Steve Moddemeyer, Principal and Chris Poland Consulting Engineer collaborated with the Boulder CDBG-DR Collaborative to develop a Resilient Design Performance Standard for infrastructure and associated buildings. This helped the communities to set recovery times for infrastructure based on community priorities. The process revealed dependencies and interdependencies between infrastructure systems that would otherwise delay achieving the community’s goal of recovery. It also developed guidance for infrastructure design teams to consider and document consideration of socio-ecological resilience into the infrastructure design process.

Including recovery time as a performance metric is an essential element in resilience planning. Yet it is not common. Most infrastructure providers base their standard for project design on a probabilistic reliability standard to resist events of a certain magnitude, such as the 100-year storm (a one percent chance of an event in any given year based on analysis of the climate record). Yet what happens after that threshold is crossed is too often ignored in the design process.

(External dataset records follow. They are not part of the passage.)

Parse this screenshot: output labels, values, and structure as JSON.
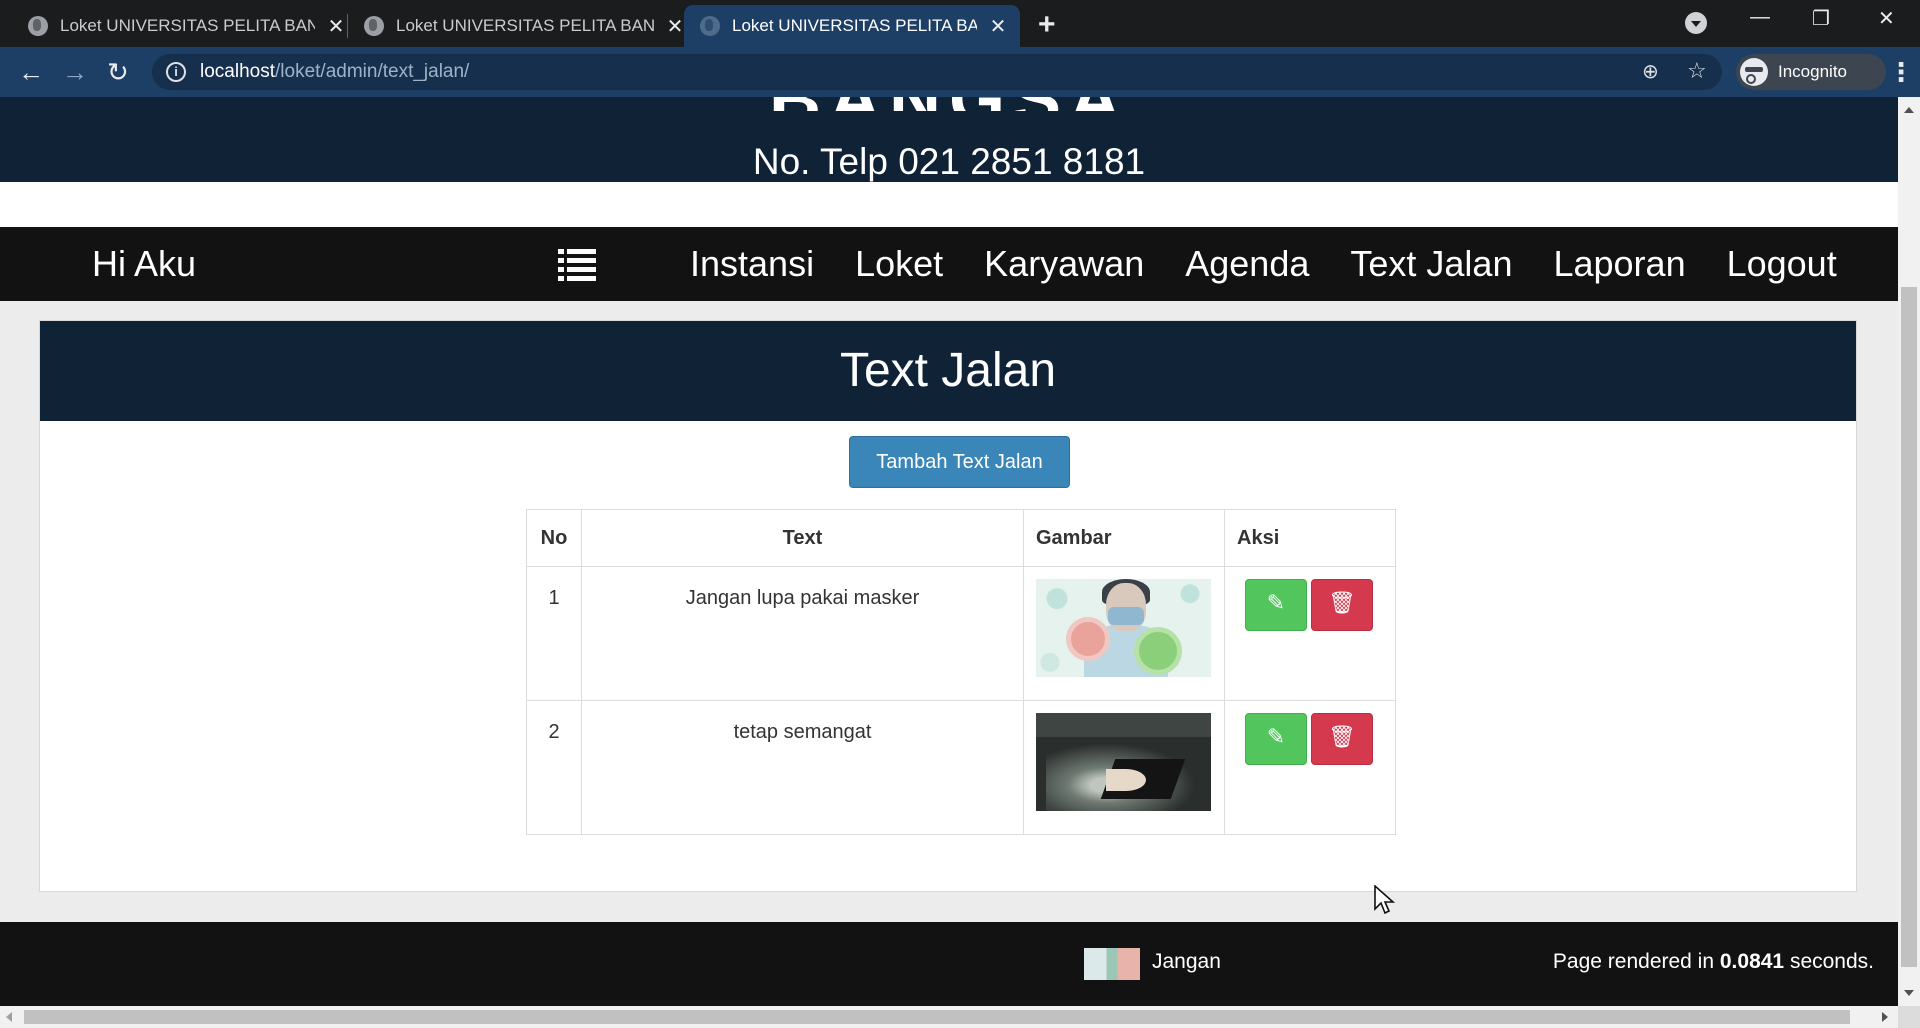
{
  "browser": {
    "tabs": [
      {
        "title": "Loket UNIVERSITAS PELITA BANGSA",
        "active": false
      },
      {
        "title": "Loket UNIVERSITAS PELITA BANGSA",
        "active": false
      },
      {
        "title": "Loket UNIVERSITAS PELITA BANGSA",
        "active": true
      }
    ],
    "url_host": "localhost",
    "url_path": "/loket/admin/text_jalan/",
    "incognito_label": "Incognito"
  },
  "header": {
    "big_title": "BANGSA",
    "phone": "No. Telp 021 2851 8181"
  },
  "nav": {
    "greeting": "Hi Aku",
    "links": [
      "Instansi",
      "Loket",
      "Karyawan",
      "Agenda",
      "Text Jalan",
      "Laporan",
      "Logout"
    ]
  },
  "card": {
    "title": "Text Jalan",
    "add_button": "Tambah Text Jalan"
  },
  "table": {
    "headers": {
      "no": "No",
      "text": "Text",
      "gambar": "Gambar",
      "aksi": "Aksi"
    },
    "rows": [
      {
        "no": "1",
        "text": "Jangan lupa pakai masker",
        "image": "masker-image"
      },
      {
        "no": "2",
        "text": "tetap semangat",
        "image": "book-image"
      }
    ]
  },
  "footer": {
    "marquee_text": "Jangan",
    "rendered_prefix": "Page rendered in ",
    "rendered_time": "0.0841",
    "rendered_suffix": " seconds."
  },
  "colors": {
    "dark_navy": "#0f2236",
    "navbar": "#121212",
    "add_button": "#3b86b8",
    "edit_button": "#52c65c",
    "delete_button": "#d4394e",
    "browser_toolbar": "#1d3f66"
  },
  "icons": {
    "menu": "list-icon",
    "edit": "pencil-icon",
    "delete": "trash-icon"
  }
}
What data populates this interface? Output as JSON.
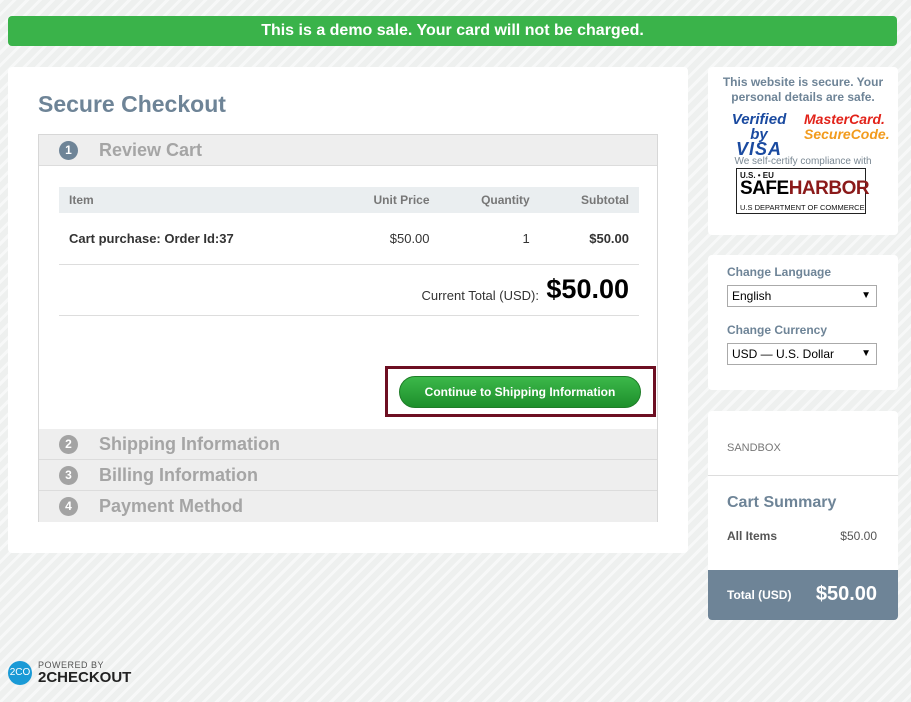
{
  "banner": {
    "text": "This is a demo sale. Your card will not be charged."
  },
  "checkout": {
    "title": "Secure Checkout",
    "steps": [
      {
        "number": "1",
        "label": "Review Cart"
      },
      {
        "number": "2",
        "label": "Shipping Information"
      },
      {
        "number": "3",
        "label": "Billing Information"
      },
      {
        "number": "4",
        "label": "Payment Method"
      }
    ],
    "table": {
      "headers": {
        "item": "Item",
        "unit_price": "Unit Price",
        "quantity": "Quantity",
        "subtotal": "Subtotal"
      },
      "rows": [
        {
          "item": "Cart purchase: Order Id:37",
          "unit_price": "$50.00",
          "quantity": "1",
          "subtotal": "$50.00"
        }
      ]
    },
    "current_total_label": "Current Total (USD):",
    "current_total_value": "$50.00",
    "continue_button": "Continue to Shipping Information"
  },
  "security": {
    "text": "This website is secure. Your personal details are safe.",
    "verified_visa_top": "Verified by",
    "verified_visa_bottom": "VISA",
    "mastercard_top": "MasterCard.",
    "mastercard_bottom": "SecureCode.",
    "selfcert": "We self-certify compliance with",
    "safeharbor_top": "U.S. • EU",
    "safeharbor_safe": "SAFE",
    "safeharbor_harbor": "HARBOR",
    "safeharbor_bottom": "U.S DEPARTMENT OF COMMERCE"
  },
  "settings": {
    "language_label": "Change Language",
    "language_value": "English",
    "currency_label": "Change Currency",
    "currency_value": "USD — U.S. Dollar"
  },
  "summary": {
    "sandbox": "SANDBOX",
    "title": "Cart Summary",
    "items_label": "All Items",
    "items_value": "$50.00",
    "total_label": "Total (USD)",
    "total_value": "$50.00"
  },
  "footer": {
    "logo_mark": "2CO",
    "powered": "POWERED BY",
    "brand": "2CHECKOUT"
  },
  "colors": {
    "banner": "#3ab34a",
    "accent": "#6e8497",
    "button": "#2aa53a",
    "highlight": "#6d0f22"
  }
}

It shouldn’t be. Here’s why. Basing design solely on resisting events of a certain size works reasonably well when the climate is stable or when the failure of one infrastructure systems doesn’t spill over onto other community functions. Yet all indications are that the climate is no longer stable and the last 100 years of weather measurements no longer provide defensible probabilistic measures of the likelihood of exceedance. In practice failure of one mode of infrastructure may impact other modes just as much or more. That means that infrastructure systems are more likely to be pushed beyond their design parameters resulting in more failures, lower reliability than promised with increased time and cost for recovery. Because the time and cost of recovery is not typically considered in project design and evaluation, then these extraordinary costs are treated as externalities that fall onto infrastructure providers, local governments, community groups, local businesses, regional businesses, and homeowners who survive the event. They are left holding the bag as they must navigate through the delays, work-arounds, and inconvenience of a recovery period that can last months and even years. For larger disasters the length of the recovery can cause up to 40 percent of local businesses to go out of business as revenues drop while rents and loans never sleep.

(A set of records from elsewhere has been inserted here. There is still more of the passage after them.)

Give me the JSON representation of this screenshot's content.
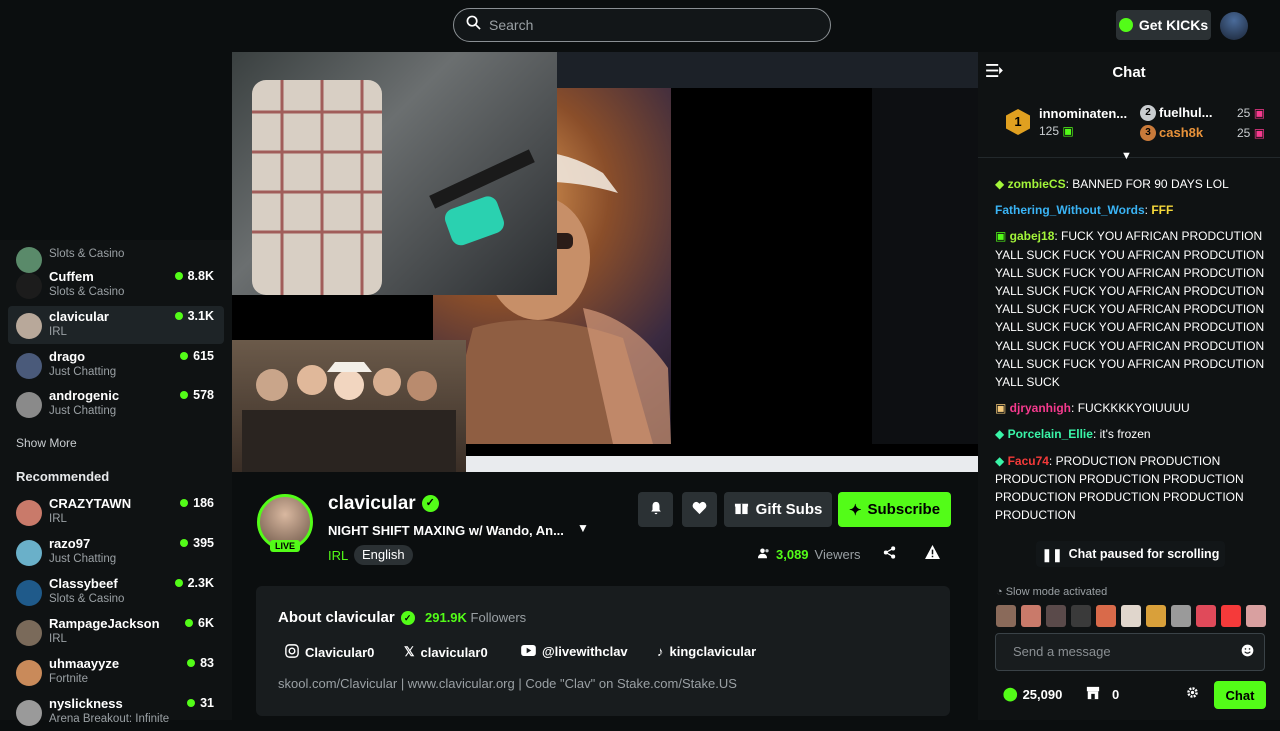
{
  "search": {
    "placeholder": "Search"
  },
  "header": {
    "get_kicks_label": "Get KICKs"
  },
  "sidebar": {
    "following": [
      {
        "name": "",
        "category": "Slots & Casino",
        "count": ""
      },
      {
        "name": "Cuffem",
        "category": "Slots & Casino",
        "count": "8.8K"
      },
      {
        "name": "clavicular",
        "category": "IRL",
        "count": "3.1K"
      },
      {
        "name": "drago",
        "category": "Just Chatting",
        "count": "615"
      },
      {
        "name": "androgenic",
        "category": "Just Chatting",
        "count": "578"
      }
    ],
    "show_more": "Show More",
    "recommended_heading": "Recommended",
    "recommended": [
      {
        "name": "CRAZYTAWN",
        "category": "IRL",
        "count": "186"
      },
      {
        "name": "razo97",
        "category": "Just Chatting",
        "count": "395"
      },
      {
        "name": "Classybeef",
        "category": "Slots & Casino",
        "count": "2.3K"
      },
      {
        "name": "RampageJackson",
        "category": "IRL",
        "count": "6K"
      },
      {
        "name": "uhmaayyze",
        "category": "Fortnite",
        "count": "83"
      },
      {
        "name": "nyslickness",
        "category": "Arena Breakout: Infinite",
        "count": "31"
      }
    ]
  },
  "stream": {
    "name": "clavicular",
    "title": "NIGHT SHIFT MAXING w/ Wando, An...",
    "category": "IRL",
    "language": "English",
    "live_badge": "LIVE",
    "viewers_count": "3,089",
    "viewers_label": "Viewers",
    "gift_subs_label": "Gift Subs",
    "subscribe_label": "Subscribe"
  },
  "about": {
    "title": "About clavicular",
    "followers_count": "291.9K",
    "followers_label": "Followers",
    "socials": {
      "instagram": "Clavicular0",
      "x": "clavicular0",
      "youtube": "@livewithclav",
      "tiktok": "kingclavicular"
    },
    "links": "skool.com/Clavicular | www.clavicular.org | Code \"Clav\" on Stake.com/Stake.US"
  },
  "chat": {
    "title": "Chat",
    "leaderboard": [
      {
        "rank": "1",
        "name": "innominaten...",
        "value": "125"
      },
      {
        "rank": "2",
        "name": "fuelhul...",
        "value": "25"
      },
      {
        "rank": "3",
        "name": "cash8k",
        "value": "25"
      }
    ],
    "messages": [
      {
        "user": "zombieCS",
        "color": "#a3f53a",
        "text": "BANNED FOR 90 DAYS LOL"
      },
      {
        "user": "Fathering_Without_Words",
        "color": "#3ab4f5",
        "text": "FFF"
      },
      {
        "user": "gabej18",
        "color": "#a3f53a",
        "text": "FUCK YOU AFRICAN PRODCUTION YALL SUCK FUCK YOU AFRICAN PRODCUTION YALL SUCK FUCK YOU AFRICAN PRODCUTION YALL SUCK FUCK YOU AFRICAN PRODCUTION YALL SUCK FUCK YOU AFRICAN PRODCUTION YALL SUCK FUCK YOU AFRICAN PRODCUTION YALL SUCK FUCK YOU AFRICAN PRODCUTION YALL SUCK FUCK YOU AFRICAN PRODCUTION YALL SUCK"
      },
      {
        "user": "djryanhigh",
        "color": "#f53a8e",
        "text": "FUCKKKKYOIUUUU"
      },
      {
        "user": "Porcelain_Ellie",
        "color": "#3af5a8",
        "text": "it's frozen"
      },
      {
        "user": "Facu74",
        "color": "#f53a3a",
        "text": "PRODUCTION PRODUCTION PRODUCTION PRODUCTION PRODUCTION PRODUCTION PRODUCTION PRODUCTION PRODUCTION"
      }
    ],
    "paused_label": "Chat paused for scrolling",
    "slow_mode": "Slow mode activated",
    "input_placeholder": "Send a message",
    "points": "25,090",
    "shop_count": "0",
    "chat_button": "Chat"
  },
  "colors": {
    "accent": "#53fc18",
    "background": "#0b0e0f",
    "panel": "#181c1e"
  }
}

The Resilient Design Performance Standard addresses this issue by working with communities to systematically identify reasonable recovery times for infrastructure that supports community functions and that can serve as a key metric of future project design and maintenance. Cost still matters. Robustness still matters. But what is new is a recognition that how long it takes to repair a system also matters. And by including recovery time based on local priorities into project design it opens up new alternative solutions that may cost much less, new alternatives that deploy alternate work-arounds that are supported by the community, and new design solutions that support local priorities based on community health and function.

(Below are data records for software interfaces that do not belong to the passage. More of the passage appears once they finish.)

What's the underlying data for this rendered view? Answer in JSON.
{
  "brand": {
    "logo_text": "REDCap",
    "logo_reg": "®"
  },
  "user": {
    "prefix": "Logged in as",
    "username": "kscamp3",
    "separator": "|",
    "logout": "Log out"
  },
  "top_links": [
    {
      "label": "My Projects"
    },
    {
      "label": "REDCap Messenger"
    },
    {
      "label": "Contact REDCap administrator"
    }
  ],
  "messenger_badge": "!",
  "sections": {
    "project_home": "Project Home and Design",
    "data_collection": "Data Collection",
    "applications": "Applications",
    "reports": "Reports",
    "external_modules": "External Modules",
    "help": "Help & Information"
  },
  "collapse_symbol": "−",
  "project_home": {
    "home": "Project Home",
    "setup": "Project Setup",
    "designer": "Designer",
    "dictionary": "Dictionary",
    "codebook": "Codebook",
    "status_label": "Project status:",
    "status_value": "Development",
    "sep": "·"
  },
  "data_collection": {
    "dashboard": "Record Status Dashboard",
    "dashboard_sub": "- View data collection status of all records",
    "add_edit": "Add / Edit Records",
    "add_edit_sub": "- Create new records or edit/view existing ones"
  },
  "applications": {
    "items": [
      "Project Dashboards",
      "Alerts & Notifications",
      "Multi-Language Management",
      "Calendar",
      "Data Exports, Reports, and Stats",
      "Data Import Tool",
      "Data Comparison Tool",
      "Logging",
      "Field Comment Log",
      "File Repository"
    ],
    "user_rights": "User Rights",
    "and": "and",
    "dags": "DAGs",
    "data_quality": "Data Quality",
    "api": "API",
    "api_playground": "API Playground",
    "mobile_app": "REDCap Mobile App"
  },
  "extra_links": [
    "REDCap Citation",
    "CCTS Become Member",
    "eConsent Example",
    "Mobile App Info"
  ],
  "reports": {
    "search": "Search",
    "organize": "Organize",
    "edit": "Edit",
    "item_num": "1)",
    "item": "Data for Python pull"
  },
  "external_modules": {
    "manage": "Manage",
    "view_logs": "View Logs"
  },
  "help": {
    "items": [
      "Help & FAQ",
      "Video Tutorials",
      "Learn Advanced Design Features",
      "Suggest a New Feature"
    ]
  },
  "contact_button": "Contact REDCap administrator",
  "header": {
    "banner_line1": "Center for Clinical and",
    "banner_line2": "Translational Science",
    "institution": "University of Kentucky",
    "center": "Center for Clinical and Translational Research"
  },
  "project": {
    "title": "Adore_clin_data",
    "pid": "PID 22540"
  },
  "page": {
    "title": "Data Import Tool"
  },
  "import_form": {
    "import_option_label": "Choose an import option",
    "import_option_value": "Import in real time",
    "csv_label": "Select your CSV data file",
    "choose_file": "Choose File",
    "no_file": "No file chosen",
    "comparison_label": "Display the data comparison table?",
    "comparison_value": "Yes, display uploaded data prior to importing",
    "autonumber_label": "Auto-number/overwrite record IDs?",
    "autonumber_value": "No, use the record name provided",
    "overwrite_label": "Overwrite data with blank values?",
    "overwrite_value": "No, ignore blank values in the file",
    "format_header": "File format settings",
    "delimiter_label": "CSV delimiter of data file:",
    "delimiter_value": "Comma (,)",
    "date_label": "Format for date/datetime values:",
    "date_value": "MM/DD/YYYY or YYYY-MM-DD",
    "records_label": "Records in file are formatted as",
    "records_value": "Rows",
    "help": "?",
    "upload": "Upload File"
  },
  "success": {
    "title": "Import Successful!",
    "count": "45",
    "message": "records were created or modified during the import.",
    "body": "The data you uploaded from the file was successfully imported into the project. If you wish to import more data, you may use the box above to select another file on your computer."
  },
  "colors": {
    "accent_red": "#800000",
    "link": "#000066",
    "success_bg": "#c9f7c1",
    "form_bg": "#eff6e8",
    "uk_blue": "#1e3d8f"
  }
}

The Boulder approach revealed a key question: is hardening the only solution? Do we just make every project stouter so it fails less often? Not necessarily. While hardening is one alternative solution to consider, it is by no means the only approach. To help design teams think more creatively, the Boulder Resilient Design Performance Standard includes a check list for project designers to help them identify a broader array of integrated project design solutions and workarounds that build on the attributes of socio-ecologically resilient systems. It ties together existing comprehensive plan goals, existing criticality and vulnerability assessments, economic development, watershed and ecological restoration plan goals. And it opens up cost-effective alternatives for consideration during project design that leverage other community attributes in order to get an outcome that meets broad community goals and aspirations.